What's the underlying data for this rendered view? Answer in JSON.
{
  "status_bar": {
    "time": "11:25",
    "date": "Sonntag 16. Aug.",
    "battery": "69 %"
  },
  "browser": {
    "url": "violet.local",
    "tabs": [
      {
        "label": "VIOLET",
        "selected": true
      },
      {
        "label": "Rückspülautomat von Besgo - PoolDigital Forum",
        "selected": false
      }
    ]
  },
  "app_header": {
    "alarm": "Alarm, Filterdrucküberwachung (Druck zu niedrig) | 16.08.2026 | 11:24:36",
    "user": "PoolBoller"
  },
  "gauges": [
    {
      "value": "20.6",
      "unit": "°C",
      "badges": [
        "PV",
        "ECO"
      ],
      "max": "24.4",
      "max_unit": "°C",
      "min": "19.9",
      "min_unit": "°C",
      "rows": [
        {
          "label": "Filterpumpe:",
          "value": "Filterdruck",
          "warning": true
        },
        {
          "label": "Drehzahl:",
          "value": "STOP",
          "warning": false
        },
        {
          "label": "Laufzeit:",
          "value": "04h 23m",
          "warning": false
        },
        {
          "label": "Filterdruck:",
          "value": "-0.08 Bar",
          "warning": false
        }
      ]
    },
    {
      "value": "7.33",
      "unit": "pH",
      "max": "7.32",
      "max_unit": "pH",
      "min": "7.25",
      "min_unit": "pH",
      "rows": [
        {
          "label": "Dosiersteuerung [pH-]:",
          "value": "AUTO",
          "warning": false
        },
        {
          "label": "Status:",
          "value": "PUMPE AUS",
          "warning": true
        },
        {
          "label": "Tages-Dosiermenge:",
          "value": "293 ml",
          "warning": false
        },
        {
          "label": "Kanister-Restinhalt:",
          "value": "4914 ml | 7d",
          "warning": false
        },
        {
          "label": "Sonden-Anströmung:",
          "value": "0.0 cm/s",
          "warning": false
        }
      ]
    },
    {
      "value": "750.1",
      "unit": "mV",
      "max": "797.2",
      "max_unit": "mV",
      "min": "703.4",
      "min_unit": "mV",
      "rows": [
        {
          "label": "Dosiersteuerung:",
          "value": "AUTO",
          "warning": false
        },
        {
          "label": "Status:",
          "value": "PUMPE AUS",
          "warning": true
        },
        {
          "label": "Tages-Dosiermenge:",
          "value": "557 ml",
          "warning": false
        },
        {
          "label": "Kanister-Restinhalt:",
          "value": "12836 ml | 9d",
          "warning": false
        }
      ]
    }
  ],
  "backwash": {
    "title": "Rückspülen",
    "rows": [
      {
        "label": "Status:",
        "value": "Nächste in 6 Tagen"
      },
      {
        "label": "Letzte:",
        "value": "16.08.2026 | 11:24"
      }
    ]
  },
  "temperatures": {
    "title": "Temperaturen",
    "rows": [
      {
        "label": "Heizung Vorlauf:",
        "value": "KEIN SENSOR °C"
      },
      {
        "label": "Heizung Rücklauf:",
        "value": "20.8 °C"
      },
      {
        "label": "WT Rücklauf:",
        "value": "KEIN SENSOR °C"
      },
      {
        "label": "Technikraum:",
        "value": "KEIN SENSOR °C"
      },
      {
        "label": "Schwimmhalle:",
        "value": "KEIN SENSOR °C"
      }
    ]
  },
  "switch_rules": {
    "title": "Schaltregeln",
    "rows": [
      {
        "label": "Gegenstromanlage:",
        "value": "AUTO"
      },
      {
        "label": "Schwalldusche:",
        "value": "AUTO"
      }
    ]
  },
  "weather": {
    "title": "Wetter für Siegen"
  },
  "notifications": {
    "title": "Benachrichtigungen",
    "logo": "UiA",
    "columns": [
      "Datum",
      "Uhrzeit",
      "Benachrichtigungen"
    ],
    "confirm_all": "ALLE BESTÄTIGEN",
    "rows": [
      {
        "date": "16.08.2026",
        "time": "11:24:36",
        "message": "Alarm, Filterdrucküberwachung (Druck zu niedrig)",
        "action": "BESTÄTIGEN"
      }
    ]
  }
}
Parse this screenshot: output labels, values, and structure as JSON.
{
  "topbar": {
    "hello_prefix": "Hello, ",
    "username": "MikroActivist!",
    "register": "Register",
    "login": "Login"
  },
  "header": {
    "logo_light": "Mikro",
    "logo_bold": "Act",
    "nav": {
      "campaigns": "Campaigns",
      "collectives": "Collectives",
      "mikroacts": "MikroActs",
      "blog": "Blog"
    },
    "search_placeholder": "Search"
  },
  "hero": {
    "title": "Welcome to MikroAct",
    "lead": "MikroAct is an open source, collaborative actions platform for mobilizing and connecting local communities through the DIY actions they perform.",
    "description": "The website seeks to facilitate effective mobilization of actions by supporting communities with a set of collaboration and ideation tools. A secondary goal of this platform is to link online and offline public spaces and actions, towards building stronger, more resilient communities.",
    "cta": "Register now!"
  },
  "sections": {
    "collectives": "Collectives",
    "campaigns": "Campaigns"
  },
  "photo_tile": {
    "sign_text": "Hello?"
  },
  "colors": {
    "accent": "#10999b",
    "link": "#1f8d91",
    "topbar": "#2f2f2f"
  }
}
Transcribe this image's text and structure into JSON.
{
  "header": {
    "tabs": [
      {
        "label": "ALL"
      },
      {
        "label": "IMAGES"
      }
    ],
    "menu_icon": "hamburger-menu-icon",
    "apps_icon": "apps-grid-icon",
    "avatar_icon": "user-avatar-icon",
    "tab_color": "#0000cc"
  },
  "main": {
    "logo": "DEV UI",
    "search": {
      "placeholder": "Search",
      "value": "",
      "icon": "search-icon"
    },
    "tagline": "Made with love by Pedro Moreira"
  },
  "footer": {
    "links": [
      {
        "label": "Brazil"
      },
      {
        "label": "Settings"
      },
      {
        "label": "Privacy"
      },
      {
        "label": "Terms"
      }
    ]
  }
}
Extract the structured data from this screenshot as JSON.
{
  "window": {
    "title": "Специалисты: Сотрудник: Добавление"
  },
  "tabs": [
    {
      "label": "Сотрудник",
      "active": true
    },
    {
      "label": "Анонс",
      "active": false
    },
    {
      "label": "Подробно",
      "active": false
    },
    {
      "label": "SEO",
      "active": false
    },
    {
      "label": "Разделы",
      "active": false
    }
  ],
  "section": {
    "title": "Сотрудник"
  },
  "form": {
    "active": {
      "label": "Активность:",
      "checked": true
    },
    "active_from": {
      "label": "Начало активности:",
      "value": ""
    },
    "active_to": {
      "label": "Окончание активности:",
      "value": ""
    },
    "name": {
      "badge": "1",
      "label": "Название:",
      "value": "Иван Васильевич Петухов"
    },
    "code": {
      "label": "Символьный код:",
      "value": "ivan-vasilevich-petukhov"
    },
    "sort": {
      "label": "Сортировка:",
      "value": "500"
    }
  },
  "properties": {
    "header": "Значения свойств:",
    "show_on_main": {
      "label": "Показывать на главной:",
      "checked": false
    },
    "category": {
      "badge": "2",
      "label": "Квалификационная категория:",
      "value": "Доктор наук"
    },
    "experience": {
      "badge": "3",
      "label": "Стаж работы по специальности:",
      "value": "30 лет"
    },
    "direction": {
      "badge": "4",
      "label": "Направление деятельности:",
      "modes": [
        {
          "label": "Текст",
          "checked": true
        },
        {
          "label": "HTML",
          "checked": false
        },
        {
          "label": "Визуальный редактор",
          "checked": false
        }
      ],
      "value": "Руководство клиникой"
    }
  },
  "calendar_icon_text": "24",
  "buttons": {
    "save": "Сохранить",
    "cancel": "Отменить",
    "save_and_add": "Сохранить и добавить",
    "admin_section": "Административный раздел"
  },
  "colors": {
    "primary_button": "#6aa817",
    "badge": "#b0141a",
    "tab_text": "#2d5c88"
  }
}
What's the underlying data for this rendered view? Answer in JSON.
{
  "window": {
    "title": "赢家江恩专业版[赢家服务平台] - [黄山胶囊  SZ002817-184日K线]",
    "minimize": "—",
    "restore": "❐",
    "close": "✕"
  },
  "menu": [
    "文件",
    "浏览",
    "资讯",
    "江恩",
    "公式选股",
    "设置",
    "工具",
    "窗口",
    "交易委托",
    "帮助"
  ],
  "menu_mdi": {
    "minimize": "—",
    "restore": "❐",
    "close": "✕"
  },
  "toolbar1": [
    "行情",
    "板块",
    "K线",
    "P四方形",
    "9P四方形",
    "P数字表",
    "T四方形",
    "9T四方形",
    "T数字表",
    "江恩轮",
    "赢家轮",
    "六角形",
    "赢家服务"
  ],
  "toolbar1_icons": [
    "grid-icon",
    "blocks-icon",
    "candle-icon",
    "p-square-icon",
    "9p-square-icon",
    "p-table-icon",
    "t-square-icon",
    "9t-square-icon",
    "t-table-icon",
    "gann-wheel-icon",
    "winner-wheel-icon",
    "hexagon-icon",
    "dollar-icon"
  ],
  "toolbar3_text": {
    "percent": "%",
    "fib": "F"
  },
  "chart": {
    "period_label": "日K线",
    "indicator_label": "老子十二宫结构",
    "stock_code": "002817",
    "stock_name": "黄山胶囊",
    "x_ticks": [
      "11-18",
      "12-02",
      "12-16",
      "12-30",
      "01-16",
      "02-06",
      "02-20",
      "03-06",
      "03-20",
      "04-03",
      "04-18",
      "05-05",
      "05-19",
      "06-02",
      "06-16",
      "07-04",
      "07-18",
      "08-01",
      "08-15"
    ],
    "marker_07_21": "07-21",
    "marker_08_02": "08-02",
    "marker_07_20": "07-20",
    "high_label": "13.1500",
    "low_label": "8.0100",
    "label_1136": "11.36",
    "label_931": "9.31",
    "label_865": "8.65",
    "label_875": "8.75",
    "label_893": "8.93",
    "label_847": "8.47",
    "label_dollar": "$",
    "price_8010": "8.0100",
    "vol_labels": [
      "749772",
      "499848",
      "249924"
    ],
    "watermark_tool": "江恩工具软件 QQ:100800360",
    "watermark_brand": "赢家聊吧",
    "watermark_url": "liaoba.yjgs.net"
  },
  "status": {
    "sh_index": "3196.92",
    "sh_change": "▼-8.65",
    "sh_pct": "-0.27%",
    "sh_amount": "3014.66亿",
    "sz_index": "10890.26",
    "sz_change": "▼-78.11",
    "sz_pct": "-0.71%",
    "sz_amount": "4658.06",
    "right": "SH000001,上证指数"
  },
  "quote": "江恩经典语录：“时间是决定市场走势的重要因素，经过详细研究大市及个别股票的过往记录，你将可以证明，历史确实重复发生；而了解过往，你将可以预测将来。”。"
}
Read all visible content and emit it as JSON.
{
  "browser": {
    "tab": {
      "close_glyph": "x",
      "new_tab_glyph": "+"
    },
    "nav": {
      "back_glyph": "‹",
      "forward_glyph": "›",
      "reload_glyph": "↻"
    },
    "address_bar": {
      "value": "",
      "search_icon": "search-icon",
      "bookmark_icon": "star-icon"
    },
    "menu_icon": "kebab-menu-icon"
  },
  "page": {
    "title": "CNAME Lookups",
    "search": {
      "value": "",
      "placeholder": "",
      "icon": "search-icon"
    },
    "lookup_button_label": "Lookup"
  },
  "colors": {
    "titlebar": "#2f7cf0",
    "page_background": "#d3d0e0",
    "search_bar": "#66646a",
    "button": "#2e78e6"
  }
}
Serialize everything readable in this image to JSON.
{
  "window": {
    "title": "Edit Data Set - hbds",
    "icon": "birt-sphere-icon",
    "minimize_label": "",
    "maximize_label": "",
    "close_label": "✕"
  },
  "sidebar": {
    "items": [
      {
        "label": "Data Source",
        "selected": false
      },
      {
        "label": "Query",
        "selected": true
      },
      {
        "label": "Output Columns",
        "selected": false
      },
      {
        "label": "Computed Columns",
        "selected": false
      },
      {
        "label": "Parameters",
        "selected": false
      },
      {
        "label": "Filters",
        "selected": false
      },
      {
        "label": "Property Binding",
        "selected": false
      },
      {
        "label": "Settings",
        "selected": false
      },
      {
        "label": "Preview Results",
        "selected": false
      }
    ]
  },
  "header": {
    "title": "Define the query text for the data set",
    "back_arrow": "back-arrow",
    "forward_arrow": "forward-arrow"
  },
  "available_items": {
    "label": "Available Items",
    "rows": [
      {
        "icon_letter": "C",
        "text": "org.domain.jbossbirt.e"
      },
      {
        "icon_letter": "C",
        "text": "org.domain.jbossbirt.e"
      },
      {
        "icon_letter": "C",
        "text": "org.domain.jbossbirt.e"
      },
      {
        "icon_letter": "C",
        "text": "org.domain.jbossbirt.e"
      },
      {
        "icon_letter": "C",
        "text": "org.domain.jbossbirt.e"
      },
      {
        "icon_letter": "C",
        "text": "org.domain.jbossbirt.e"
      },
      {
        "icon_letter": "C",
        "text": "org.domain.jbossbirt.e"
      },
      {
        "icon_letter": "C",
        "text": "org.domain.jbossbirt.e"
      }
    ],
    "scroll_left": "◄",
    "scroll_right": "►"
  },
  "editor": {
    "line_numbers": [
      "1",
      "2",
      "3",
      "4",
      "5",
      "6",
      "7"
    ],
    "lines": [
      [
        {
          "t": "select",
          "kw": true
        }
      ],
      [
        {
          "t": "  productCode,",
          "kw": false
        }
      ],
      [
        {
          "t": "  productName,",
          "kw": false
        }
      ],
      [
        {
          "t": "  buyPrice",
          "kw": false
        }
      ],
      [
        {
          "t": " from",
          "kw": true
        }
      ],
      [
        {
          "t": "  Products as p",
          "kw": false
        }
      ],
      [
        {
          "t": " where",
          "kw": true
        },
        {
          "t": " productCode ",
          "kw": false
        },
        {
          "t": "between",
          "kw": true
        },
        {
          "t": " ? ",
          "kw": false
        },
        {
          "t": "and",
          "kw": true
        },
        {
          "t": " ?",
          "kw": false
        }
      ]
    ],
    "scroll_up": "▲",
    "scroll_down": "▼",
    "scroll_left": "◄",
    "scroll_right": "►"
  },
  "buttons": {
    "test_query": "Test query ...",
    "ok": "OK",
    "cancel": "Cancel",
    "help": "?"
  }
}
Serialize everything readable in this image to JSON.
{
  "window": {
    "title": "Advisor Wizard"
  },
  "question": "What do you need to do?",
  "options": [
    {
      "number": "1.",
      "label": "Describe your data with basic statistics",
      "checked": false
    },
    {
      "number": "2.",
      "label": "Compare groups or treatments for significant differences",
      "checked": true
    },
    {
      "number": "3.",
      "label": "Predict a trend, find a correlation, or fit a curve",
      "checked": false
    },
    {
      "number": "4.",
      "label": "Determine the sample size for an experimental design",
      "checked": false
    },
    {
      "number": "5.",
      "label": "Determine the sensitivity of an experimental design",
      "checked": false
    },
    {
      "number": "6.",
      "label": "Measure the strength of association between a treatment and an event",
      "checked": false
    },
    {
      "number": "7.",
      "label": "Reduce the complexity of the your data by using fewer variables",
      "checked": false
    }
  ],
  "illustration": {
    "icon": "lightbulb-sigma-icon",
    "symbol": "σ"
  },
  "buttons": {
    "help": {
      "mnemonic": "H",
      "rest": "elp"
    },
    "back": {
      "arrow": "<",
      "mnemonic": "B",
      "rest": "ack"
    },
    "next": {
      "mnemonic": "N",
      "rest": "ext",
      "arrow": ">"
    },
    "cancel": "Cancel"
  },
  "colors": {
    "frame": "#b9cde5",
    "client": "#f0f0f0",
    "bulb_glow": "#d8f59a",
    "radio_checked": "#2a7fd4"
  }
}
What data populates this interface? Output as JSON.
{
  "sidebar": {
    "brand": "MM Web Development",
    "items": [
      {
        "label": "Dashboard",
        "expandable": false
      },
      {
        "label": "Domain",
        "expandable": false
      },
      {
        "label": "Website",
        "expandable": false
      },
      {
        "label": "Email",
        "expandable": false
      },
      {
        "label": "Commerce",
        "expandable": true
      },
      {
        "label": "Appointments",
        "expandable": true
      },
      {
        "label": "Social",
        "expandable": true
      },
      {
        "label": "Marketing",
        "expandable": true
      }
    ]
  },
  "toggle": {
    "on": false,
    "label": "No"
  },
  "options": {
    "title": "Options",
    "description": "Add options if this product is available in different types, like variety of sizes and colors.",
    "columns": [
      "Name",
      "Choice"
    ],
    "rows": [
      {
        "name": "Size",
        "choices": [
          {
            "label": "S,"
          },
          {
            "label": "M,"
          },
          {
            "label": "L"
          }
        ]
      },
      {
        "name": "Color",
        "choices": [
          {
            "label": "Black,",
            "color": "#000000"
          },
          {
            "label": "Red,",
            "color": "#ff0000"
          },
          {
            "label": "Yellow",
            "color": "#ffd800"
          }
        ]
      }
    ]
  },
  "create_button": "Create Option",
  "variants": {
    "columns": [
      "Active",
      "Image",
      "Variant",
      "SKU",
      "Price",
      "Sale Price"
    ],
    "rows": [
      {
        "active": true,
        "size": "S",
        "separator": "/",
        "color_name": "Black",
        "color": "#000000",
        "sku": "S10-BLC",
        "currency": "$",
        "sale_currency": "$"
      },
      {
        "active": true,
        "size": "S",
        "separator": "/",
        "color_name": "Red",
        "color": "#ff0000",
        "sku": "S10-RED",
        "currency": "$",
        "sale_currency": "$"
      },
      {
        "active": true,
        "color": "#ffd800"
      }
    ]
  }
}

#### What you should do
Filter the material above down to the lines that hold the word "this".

#### Solution below
What's the underlying data for this rendered view? Answer in JSON.
Parse this screenshot: output labels, values, and structure as JSON.
    "description": "The website seeks to facilitate effective mobilization of actions by supporting communities with a set of collaboration and ideation tools. A secondary goal of this platform is to link online and offline public spaces and actions, towards building stronger, more resilient communities.",
Transcribe this image's text and structure into JSON.
Extract the structured data from this screenshot as JSON.
What's the underlying data for this rendered view? Answer in JSON.
Serialize everything readable in this image to JSON.
Serialize everything readable in this image to JSON.
What data populates this interface? Output as JSON.
    "description": "Add options if this product is available in different types, like variety of sizes and colors.",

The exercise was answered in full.